Talent Is Overrated and the Notion of Brute Force
"Talent is Overrated" is a book I would highly recommend reading if you have any interest in self-improvement, and I won't go into too much depth about what is covered in it. However, Geoff Colvin's work was coincidentally the culmination of the threads I had gathered on growth and aiming for greatness at any given skill. That is, consistent, deliberate practice is what will get you to where you want to be, and talent has very little to do with it. Colvin argues that many of the people that are considered to be prodigies or naturally gifted are almost always the result of the right kind of practice and an enormous amount of it.
One of the most famous examples of being a prodigy from birth — and one of Colvin's best counter-examples — is the musician Mozart. As just a child, Mozart was allegedly composing high-end music, but a lot more went into that than most realize. For example, his father was an accomplished music teacher and composer (who incidentally stopped composing when Mozart started) and began teaching him about music from when he was a baby. Mozart had tens of thousands of hours in guided learning of music from an accomplished teacher before he was even a teenager. So, what can a photographer take from this?
Deliberate Practice, Brute Force, and How to Improve
Colvin's work solidified my notion that I had been setting goals and working on myself in quite the wrong way. If I wanted to take better portraits, I'd set the goal to "take the best portrait you've ever taken." While this isn't a terrible goal, as I would have to work out how to do it, becoming great at anything requires much more work than that sort of aim prescribes. What I ought to have done instead was set the goal to "take 1,000 portraits." This, in combination with analyses and feedback on the images, would lead to much better results.

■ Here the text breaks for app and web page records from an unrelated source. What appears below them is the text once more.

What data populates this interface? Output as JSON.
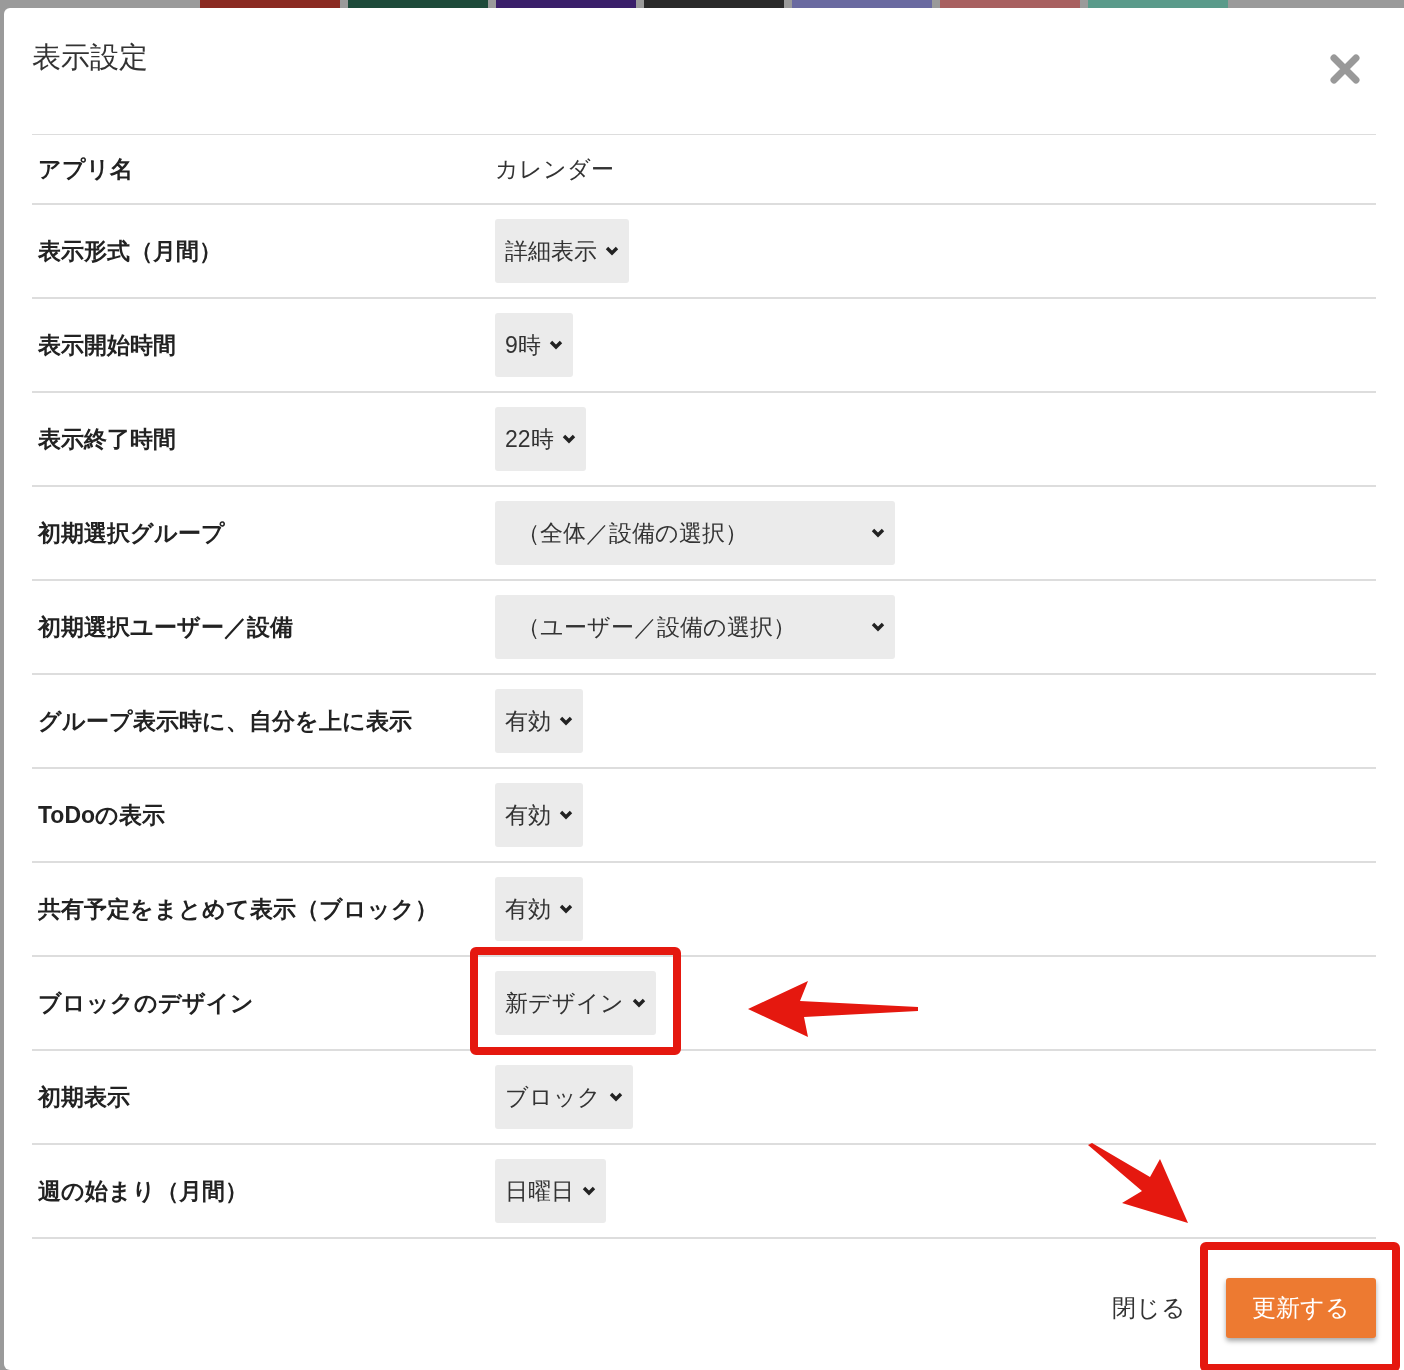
{
  "dialog": {
    "title": "表示設定"
  },
  "settings": [
    {
      "label": "アプリ名",
      "kind": "text",
      "value": "カレンダー",
      "highlighted": false
    },
    {
      "label": "表示形式（月間）",
      "kind": "select",
      "value": "詳細表示",
      "highlighted": false
    },
    {
      "label": "表示開始時間",
      "kind": "select",
      "value": "9時",
      "highlighted": false
    },
    {
      "label": "表示終了時間",
      "kind": "select",
      "value": "22時",
      "highlighted": false
    },
    {
      "label": "初期選択グループ",
      "kind": "wide-select",
      "value": "（全体／設備の選択）",
      "highlighted": false
    },
    {
      "label": "初期選択ユーザー／設備",
      "kind": "wide-select",
      "value": "（ユーザー／設備の選択）",
      "highlighted": false
    },
    {
      "label": "グループ表示時に、自分を上に表示",
      "kind": "select",
      "value": "有効",
      "highlighted": false
    },
    {
      "label": "ToDoの表示",
      "kind": "select",
      "value": "有効",
      "highlighted": false
    },
    {
      "label": "共有予定をまとめて表示（ブロック）",
      "kind": "select",
      "value": "有効",
      "highlighted": false
    },
    {
      "label": "ブロックのデザイン",
      "kind": "select",
      "value": "新デザイン",
      "highlighted": true
    },
    {
      "label": "初期表示",
      "kind": "select",
      "value": "ブロック",
      "highlighted": false
    },
    {
      "label": "週の始まり（月間）",
      "kind": "select",
      "value": "日曜日",
      "highlighted": false
    }
  ],
  "footer": {
    "close_label": "閉じる",
    "submit": {
      "label": "更新する",
      "highlighted": true
    }
  }
}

It appears that there truly is no substitute for practice, and for greatness, you need a lot of practice — almost obsessive levels.
While the 10,000-hour rule has been largely discounted, it aims in the right direction. With some honing as to what constitutes an hour of practice (deliberate as opposed to mindlessly repeating the same task), one is at least moving in the right direction of mastery. The best people in every field appear to share this relentless, unquenchable thirst for improvement. Stephen King writes at least 10 pages and does so every day, including his birthday. Kobe Bryant would arrive at practice first and leave last, and allegedly, in high school, when everyone else had gone home, he would shoot 400 more shots before he could leave. This mindset appears to be the best indicator of greatness, and it is as if the people we all see as the most talented operate on the assumption they have none, that they must do more than anyone else possibly can to be the best., that they can brute force their way to success.
If I had to condense my findings from the many books I've read on improvement and achieving greatness, it would be this: do more than anyone else and seek informed critique. I am nowhere near greatness in either of the two areas I want to achieve (photography and writing), but the way I approach the pursuit has changed entirely in the last year. Instead of aiming to write something worthy of reading, every week, I now write a minimum of 1,000 words per day, 365 days per year. Instead of vaguely working on videography and watching tutorials, I make sure a portion of every day is spent honing the skill and then reviewing my progress. Some of the joy of my crafts has been sacrificed, and that's a sacrifice only you can decide you are willing to make based on if you want to strive to be the best.
If you're not as good a photographer as you want to be, the chances are it has nothing to do with natural talent and everything to do with work ethic.